With All-New Genesis


- Hyundai Motor unveils the name of its all-wheel drive sub-brand 'HTRAC'
- The next-generation Genesis to be the first Hyundai model to adopt the
system, with more to follow


Oct. 17, 2013 – Hyundai Motor Company, South Korea's largest automaker, today announced that its 'HTRAC' all-wheel drive system will be made available for the first time on the all-new Genesis, the second generation of Hyundai's first premium rear-wheel drive sedan set to make its world debut in its home market later this year.

The 'H' stands for 'Hyundai' indicating its brand heritage, and 'TRAC' is a shortened form of the word 'Traction,' which represents technical attributes of the all-wheel drive system. The advanced HTRAC system electronically controls torque split between the front and rear axles depending on road and driving conditions, offering greater stability on slippery roads and in corners.

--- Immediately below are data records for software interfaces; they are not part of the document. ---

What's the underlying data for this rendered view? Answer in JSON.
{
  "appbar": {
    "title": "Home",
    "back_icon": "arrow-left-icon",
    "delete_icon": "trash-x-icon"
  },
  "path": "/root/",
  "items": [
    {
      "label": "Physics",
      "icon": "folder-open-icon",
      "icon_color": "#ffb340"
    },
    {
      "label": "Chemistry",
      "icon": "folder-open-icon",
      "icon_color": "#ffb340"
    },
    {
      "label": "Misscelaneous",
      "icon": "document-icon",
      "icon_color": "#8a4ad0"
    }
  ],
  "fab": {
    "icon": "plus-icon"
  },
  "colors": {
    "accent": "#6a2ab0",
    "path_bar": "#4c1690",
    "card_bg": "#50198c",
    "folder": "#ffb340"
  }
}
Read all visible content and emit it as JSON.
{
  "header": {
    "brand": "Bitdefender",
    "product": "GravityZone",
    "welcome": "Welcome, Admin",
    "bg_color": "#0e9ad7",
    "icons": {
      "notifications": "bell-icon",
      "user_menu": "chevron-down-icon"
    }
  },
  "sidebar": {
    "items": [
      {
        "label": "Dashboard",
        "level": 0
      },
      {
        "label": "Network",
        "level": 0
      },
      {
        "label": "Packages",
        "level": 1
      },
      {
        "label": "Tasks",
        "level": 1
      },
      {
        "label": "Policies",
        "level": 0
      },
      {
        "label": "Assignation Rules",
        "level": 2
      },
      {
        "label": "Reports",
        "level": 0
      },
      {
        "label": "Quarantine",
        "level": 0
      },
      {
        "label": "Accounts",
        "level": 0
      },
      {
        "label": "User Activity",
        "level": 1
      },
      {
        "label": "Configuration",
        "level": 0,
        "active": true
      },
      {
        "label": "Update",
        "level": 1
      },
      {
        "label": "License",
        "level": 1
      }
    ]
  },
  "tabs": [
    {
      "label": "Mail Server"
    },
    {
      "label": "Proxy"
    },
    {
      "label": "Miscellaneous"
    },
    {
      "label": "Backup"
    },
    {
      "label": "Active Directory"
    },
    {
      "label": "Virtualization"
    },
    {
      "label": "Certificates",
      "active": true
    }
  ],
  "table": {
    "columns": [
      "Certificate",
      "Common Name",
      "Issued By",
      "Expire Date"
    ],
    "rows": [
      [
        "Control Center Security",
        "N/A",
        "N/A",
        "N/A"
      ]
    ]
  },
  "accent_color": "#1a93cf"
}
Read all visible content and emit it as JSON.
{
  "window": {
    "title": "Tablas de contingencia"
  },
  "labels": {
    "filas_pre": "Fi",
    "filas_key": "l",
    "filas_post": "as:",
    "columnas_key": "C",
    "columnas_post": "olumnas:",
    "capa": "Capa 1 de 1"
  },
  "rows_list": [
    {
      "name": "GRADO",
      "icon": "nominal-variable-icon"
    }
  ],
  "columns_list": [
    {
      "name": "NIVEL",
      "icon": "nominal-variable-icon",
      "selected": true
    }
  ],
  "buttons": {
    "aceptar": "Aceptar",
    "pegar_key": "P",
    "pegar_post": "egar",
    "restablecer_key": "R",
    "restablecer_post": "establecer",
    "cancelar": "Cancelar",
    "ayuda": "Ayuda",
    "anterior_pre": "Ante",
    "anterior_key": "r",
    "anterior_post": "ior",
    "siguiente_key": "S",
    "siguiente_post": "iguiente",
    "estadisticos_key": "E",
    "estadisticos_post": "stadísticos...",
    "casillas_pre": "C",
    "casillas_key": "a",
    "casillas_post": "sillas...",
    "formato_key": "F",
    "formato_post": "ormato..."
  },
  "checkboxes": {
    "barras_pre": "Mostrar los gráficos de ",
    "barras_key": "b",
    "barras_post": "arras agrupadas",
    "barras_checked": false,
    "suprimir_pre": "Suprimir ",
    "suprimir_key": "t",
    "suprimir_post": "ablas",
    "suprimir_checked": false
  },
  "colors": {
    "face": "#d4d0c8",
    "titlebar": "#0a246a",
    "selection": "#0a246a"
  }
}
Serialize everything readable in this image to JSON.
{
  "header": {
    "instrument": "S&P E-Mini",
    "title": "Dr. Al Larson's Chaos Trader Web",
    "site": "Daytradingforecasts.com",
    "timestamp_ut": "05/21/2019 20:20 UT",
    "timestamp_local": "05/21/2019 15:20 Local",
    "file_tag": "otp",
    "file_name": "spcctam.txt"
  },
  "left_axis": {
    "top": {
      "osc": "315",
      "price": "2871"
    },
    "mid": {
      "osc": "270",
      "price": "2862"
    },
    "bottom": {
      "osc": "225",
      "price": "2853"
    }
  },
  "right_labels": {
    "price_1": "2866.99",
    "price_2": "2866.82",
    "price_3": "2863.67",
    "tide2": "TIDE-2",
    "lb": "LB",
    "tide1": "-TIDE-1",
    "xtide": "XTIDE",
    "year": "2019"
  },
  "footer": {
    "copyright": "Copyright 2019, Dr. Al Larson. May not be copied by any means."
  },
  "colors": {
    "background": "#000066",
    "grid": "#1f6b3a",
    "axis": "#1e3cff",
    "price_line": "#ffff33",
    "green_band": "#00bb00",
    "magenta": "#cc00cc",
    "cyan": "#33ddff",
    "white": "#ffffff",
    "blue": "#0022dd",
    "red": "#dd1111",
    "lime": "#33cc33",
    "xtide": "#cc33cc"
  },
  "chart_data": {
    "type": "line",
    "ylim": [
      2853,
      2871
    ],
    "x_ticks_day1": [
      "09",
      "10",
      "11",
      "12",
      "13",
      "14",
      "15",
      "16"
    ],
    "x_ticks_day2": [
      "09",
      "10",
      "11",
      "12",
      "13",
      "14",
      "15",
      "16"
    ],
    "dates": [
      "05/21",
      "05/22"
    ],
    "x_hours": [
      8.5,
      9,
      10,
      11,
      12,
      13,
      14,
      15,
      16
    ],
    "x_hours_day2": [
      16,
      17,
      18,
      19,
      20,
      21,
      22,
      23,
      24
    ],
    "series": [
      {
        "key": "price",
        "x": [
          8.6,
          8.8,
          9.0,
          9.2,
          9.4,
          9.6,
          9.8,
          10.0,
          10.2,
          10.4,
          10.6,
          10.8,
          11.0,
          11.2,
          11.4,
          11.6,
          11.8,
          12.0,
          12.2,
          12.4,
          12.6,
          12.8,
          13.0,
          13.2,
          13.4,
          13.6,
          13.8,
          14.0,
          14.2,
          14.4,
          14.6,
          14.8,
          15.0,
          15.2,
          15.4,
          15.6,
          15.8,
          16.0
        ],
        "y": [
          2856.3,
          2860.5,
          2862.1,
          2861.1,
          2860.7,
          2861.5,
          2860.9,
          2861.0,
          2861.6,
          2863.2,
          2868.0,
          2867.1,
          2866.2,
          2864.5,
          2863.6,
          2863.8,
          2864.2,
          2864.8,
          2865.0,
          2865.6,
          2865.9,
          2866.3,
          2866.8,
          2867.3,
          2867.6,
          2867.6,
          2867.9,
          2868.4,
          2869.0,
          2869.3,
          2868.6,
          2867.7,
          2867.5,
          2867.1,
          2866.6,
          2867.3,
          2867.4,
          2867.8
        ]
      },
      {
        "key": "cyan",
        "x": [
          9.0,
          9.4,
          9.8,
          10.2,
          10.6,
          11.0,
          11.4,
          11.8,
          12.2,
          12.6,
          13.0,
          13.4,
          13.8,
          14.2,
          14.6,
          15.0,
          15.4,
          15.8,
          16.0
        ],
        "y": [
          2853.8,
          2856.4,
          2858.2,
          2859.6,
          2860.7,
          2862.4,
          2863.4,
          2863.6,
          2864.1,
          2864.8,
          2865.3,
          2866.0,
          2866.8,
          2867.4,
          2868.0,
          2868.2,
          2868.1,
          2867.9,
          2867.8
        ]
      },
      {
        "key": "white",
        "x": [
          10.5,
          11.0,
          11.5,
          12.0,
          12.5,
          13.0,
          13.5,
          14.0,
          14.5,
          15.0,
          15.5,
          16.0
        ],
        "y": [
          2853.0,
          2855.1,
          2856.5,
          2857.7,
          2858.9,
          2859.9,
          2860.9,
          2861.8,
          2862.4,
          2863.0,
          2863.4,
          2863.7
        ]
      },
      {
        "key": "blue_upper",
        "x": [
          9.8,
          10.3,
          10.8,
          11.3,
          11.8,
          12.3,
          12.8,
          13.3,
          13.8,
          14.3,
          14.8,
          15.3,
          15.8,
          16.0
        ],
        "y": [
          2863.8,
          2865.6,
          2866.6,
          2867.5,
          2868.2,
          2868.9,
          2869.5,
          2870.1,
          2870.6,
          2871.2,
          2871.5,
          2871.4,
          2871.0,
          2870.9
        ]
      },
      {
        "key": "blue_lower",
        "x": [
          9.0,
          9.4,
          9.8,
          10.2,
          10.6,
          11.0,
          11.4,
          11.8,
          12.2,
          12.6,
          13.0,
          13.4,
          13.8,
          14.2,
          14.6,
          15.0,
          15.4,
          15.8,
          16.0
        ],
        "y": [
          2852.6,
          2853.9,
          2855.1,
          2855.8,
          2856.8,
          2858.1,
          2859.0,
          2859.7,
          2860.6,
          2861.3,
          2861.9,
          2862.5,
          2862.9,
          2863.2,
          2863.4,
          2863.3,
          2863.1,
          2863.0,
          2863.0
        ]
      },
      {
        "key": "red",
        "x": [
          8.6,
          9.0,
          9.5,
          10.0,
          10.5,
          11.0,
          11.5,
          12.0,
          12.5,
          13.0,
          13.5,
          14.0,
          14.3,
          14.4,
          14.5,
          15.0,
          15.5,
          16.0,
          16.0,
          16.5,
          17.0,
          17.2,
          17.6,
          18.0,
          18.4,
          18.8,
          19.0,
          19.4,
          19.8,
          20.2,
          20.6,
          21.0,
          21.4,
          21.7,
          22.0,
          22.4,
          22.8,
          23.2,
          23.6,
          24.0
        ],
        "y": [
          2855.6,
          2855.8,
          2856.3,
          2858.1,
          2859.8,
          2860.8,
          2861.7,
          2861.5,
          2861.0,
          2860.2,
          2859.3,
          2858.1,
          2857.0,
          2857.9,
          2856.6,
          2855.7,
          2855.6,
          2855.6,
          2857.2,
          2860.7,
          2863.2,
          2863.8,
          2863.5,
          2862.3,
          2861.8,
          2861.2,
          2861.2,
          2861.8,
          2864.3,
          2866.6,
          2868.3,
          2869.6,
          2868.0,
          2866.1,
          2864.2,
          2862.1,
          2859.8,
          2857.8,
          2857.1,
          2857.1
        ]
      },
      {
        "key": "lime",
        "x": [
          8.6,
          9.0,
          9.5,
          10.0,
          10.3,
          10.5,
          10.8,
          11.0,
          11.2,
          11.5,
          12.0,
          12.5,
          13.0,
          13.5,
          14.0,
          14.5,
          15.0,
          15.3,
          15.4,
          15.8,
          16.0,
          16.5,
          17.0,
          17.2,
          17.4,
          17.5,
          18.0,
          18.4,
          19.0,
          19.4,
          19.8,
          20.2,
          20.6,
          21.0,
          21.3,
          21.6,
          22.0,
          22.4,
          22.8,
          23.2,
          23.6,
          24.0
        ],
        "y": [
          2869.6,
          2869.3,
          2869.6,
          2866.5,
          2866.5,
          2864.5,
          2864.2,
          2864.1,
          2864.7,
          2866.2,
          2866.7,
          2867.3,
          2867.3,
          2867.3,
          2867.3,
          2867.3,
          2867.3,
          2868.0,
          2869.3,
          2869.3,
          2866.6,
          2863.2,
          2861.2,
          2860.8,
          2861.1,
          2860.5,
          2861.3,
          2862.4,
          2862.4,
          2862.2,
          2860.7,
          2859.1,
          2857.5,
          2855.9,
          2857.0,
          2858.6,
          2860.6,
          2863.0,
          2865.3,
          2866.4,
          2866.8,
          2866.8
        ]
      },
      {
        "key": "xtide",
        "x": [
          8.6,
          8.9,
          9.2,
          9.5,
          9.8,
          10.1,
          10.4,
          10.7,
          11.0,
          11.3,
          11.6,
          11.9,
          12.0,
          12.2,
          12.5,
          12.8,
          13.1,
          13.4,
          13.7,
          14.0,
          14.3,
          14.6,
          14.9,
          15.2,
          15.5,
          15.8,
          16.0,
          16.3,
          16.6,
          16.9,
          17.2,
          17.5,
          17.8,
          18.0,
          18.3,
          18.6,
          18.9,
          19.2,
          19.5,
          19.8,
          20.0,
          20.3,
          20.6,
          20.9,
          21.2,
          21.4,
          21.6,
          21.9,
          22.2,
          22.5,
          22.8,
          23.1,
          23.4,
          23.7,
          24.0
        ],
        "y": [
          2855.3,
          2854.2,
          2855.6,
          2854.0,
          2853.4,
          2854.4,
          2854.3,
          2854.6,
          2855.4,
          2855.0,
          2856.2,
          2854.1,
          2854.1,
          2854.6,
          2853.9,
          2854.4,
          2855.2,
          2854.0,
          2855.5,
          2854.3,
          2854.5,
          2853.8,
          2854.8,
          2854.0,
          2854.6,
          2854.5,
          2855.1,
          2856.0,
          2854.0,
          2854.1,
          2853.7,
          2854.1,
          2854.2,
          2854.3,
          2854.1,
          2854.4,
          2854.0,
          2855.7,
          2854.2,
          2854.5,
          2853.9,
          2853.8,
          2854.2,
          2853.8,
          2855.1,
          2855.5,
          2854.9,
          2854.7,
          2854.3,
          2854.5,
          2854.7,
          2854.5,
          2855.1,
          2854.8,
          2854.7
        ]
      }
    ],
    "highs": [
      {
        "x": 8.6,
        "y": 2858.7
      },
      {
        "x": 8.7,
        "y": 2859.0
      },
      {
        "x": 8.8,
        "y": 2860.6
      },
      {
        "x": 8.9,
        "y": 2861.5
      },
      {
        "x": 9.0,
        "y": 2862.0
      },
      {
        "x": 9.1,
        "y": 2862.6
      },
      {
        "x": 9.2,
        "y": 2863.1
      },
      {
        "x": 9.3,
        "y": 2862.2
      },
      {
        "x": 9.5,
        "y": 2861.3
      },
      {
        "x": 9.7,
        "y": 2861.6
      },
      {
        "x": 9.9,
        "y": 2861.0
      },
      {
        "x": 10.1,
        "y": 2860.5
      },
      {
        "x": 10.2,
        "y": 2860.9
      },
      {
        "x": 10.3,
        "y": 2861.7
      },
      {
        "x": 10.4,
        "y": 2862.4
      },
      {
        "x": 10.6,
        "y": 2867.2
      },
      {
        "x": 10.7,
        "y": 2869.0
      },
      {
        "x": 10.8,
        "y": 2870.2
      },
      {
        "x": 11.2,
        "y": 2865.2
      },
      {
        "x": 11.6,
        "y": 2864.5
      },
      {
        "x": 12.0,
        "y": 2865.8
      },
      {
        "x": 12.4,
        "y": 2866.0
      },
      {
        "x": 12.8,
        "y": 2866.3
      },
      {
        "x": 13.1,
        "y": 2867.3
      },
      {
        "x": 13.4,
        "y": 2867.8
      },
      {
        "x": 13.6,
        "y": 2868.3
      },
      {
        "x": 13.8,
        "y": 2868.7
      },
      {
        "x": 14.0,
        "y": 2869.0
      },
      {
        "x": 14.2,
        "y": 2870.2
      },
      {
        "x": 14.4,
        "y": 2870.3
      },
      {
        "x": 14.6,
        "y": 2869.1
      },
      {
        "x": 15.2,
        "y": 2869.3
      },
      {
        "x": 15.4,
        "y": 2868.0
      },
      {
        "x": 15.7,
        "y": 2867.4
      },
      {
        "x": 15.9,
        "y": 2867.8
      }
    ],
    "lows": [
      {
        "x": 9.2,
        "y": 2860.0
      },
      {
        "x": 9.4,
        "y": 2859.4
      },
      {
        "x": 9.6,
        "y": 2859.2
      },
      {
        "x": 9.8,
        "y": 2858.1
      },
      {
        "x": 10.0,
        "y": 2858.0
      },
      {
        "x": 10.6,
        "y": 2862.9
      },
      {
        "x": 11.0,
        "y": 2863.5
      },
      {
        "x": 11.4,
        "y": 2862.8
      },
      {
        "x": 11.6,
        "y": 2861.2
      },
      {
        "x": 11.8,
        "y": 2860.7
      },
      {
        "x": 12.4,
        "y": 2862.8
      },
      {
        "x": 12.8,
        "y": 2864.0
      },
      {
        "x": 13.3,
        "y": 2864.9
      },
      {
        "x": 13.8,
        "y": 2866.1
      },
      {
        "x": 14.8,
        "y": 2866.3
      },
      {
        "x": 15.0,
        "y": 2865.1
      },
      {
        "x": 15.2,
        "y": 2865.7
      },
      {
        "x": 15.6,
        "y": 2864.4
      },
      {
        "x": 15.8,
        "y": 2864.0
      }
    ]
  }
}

"Hyundai Motor's HTRAC system has secured best-in-class durability and driving performance through strict tests carried out in various locations worldwide, including the famed Nürburgring in Germany, the Yeongam F1 circuit in Korea and in severe winter tests in Europe," said Woong-Chul Yang, Vice Chairman and head of Hyundai Motor Group's R&D Center. "We expect our customers to feel world-class safety and driving performance in the all-new Genesis equipped with the HTRAC system."

Unlike mechanical AWD system with limited torque split between front and rear wheels, Hyundai's HTRAC system allows drivers to select driving modes for a sophisticated and tailored driving experience.

Starting with the second-generation Genesis, Hyundai plans to apply the HTRAC system to more of its models and aims to strengthen its premium, high-tech brand image by continuing brand efforts such as featuring the HTRAC badge on the trunk lid of the Genesis.